In this study, the experiences of participants on ESP as a project-based empowerment course were explored. The empowerment program was designed to develop the scholarly abilities of faculty members in two phases of training and scholarship. The results showed faculty members satisfied from the ESP as a faculty development course. The results showed that the experience of empowerment courses based on experiential learning cycle helped participants acquire the key capabilities to design and execute scholarship projects. Although individual-motivational factors can be effective in the success of participants in implementing scholarship projects, resource development and system support are also required. Understanding the factors contributing to develop of faculty members' competencies can aid in the planning of ESP. Recognition of the factors contributing to the development of faculty members' scholarly skills can help in the effective planning of empowerment programs.
Acknowledgments: “This project was funded by the National Agency for Strategic Research in Medical Education. Tehran. Iran. Grant No. 981039”.
F.K. conceptualized and designed the study. F.K. collected the data and analyzed the data. F.K. wrote the main manuscript text and approved it. The author have met criteria for authorship and had a role in preparing the manuscript. Also, the author approved the final manuscript.
This study was supported by a grant from the National Center for Strategic Research in Medical Education (NASR) in Ministry of Health and Medical Education (No. 981039) Tehran, Iran. The grant supported data collection process. The funders had no role in the design of the study and collection, and analysis, interpretation of data or preparation of the manuscript. The report of the study’s findings is sent by the authors to funder at the end of the study.
Availability of data and materials
The datasets used and/or analyzed during the current study are available from the corresponding author on reasonable request.
Ethics approval and consent to participate
This study was approved by the the National Center for Strategic Research in Medical Education (NASR) in Ministry of Health and Medical Education (981039). The written consent forms were obtained from all participants. The work was conducted in accordance with the Declaration of Helsinki. All participants were provided with information on the study gave consent.

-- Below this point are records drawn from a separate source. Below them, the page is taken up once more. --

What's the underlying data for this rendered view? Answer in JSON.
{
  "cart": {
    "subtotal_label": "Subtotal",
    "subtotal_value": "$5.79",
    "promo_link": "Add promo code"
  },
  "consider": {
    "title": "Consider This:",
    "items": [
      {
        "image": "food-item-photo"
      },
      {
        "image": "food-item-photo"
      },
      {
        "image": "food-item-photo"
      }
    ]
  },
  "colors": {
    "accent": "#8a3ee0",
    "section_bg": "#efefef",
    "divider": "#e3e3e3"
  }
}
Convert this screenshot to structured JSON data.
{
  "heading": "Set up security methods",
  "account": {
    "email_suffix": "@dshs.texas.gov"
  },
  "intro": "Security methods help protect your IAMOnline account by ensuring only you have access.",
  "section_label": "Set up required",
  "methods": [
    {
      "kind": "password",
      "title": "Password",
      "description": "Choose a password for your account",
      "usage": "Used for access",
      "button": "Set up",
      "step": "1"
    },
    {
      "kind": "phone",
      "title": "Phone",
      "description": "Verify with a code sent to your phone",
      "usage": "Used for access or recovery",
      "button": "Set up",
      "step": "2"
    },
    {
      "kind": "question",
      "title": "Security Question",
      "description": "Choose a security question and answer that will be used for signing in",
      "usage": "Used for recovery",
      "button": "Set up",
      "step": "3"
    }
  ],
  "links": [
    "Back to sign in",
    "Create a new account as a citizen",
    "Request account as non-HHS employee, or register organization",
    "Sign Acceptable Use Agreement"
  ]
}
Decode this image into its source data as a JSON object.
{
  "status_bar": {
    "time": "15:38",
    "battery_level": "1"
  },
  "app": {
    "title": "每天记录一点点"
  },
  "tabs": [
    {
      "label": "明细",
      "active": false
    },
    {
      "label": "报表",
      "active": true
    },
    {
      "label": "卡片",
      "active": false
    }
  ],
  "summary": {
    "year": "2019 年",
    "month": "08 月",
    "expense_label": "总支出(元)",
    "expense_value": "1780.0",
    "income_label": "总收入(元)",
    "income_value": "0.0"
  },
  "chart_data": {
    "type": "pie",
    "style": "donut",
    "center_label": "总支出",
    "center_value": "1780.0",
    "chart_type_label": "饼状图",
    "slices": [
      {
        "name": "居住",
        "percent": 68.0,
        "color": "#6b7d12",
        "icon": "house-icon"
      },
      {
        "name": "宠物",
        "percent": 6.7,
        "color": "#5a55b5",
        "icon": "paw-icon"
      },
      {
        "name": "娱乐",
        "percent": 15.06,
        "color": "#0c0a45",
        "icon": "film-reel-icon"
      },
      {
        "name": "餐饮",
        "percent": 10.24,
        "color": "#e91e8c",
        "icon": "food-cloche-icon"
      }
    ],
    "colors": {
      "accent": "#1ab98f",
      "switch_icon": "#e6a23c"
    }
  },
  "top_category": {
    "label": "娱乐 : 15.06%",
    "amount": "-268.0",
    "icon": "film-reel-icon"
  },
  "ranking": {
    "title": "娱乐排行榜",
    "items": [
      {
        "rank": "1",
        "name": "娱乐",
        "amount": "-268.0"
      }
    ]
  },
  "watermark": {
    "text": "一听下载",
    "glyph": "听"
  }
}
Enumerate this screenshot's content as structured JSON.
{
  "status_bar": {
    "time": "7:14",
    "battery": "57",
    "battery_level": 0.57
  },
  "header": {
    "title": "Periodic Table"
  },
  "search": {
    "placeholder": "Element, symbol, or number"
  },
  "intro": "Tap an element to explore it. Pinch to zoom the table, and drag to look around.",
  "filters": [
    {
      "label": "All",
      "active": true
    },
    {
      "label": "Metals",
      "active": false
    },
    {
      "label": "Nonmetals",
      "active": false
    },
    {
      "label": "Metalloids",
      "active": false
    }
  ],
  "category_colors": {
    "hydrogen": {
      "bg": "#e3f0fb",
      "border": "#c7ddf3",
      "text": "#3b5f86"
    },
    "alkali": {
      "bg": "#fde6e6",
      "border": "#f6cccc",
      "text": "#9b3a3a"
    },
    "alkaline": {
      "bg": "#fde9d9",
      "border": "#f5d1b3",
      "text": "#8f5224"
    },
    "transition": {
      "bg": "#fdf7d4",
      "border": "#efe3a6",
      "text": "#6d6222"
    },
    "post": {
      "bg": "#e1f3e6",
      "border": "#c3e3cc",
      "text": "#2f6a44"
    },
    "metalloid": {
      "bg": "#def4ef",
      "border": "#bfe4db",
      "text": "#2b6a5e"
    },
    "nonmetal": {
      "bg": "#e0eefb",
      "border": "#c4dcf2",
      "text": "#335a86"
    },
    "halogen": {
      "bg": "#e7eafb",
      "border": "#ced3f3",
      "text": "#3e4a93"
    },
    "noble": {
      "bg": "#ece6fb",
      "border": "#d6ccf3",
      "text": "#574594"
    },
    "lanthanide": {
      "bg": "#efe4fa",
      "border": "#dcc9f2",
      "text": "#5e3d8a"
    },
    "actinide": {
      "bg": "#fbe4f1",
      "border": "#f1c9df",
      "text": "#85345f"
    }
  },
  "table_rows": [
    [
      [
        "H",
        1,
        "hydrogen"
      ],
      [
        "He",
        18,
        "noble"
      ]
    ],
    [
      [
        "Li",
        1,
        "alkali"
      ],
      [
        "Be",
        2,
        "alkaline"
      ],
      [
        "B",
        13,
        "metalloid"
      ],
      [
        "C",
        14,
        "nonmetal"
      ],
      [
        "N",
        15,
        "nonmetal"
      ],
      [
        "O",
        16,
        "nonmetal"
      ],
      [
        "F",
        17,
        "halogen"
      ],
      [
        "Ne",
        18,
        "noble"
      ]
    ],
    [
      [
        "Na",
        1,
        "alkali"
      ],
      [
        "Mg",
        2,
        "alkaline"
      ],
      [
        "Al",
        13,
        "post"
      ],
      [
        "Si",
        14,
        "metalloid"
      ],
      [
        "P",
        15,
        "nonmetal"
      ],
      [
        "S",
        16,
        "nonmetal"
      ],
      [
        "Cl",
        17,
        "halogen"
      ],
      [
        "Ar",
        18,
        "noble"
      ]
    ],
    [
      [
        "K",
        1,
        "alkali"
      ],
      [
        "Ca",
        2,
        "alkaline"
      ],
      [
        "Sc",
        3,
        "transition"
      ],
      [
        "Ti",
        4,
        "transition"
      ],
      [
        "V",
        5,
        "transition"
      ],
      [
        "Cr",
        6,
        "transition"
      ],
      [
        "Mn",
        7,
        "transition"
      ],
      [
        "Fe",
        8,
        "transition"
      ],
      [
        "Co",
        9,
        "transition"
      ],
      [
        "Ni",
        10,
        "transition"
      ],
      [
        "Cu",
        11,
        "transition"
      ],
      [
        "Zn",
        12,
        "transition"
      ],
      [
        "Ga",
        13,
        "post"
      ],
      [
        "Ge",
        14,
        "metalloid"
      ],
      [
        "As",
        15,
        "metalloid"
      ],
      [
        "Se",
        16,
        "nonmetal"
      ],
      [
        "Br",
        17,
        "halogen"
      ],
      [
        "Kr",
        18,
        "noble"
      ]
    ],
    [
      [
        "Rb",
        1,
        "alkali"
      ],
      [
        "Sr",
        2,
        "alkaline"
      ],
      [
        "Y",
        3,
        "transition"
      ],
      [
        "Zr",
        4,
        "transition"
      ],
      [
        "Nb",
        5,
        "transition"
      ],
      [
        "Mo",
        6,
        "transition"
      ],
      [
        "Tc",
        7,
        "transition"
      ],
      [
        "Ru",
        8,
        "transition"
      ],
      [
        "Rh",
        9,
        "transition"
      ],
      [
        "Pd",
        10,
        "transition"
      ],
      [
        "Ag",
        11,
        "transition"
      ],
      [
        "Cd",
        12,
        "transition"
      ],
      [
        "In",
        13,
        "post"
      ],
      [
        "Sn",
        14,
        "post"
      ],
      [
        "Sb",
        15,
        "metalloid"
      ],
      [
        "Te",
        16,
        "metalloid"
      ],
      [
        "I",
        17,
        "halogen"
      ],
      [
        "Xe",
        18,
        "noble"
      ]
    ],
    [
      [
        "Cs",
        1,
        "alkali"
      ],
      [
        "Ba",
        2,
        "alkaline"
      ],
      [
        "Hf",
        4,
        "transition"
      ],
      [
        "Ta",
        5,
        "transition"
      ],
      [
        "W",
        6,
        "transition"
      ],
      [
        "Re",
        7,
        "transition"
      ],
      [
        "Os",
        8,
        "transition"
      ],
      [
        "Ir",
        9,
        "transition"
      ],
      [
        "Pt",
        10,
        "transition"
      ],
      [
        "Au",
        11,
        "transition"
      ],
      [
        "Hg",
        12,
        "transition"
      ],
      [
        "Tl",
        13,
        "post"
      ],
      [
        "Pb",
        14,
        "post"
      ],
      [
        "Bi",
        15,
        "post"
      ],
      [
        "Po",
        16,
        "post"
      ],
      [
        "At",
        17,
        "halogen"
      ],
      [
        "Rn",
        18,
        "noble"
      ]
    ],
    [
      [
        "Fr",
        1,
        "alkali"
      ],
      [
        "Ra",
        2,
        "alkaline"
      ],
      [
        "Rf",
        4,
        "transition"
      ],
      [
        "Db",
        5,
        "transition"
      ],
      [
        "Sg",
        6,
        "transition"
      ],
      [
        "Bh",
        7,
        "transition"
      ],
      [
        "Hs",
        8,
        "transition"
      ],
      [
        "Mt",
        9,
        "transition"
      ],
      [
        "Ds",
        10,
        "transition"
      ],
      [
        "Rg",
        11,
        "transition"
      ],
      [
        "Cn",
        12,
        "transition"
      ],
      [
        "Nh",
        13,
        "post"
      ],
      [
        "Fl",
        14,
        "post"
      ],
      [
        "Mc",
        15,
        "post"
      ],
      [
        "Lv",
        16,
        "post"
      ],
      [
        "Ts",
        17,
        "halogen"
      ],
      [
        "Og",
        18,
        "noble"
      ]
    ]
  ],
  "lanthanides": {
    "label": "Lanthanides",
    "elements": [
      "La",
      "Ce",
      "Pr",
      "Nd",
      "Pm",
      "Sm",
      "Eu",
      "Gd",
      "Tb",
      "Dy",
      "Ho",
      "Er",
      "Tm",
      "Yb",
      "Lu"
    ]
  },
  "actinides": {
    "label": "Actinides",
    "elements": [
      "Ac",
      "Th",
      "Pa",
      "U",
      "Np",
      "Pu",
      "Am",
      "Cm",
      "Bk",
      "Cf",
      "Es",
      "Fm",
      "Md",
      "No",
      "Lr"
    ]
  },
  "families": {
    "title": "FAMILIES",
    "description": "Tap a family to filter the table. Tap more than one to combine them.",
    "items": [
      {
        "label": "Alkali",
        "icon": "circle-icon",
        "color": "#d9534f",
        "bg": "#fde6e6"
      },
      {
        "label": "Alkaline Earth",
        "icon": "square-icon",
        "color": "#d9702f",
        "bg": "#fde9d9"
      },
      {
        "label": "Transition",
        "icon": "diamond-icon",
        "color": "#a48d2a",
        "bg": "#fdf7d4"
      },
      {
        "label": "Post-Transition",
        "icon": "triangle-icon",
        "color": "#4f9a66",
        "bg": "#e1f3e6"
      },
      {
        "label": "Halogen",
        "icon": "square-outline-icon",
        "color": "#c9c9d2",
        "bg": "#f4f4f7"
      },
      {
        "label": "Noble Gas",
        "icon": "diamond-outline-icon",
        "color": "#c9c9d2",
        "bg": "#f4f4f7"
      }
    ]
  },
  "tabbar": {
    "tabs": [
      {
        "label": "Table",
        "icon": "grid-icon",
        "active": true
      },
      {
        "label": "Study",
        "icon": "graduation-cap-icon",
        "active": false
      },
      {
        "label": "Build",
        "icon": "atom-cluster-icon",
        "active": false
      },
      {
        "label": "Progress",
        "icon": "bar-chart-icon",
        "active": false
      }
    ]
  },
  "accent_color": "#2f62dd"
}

Consent for publication
The authors declare that they have no competing interests.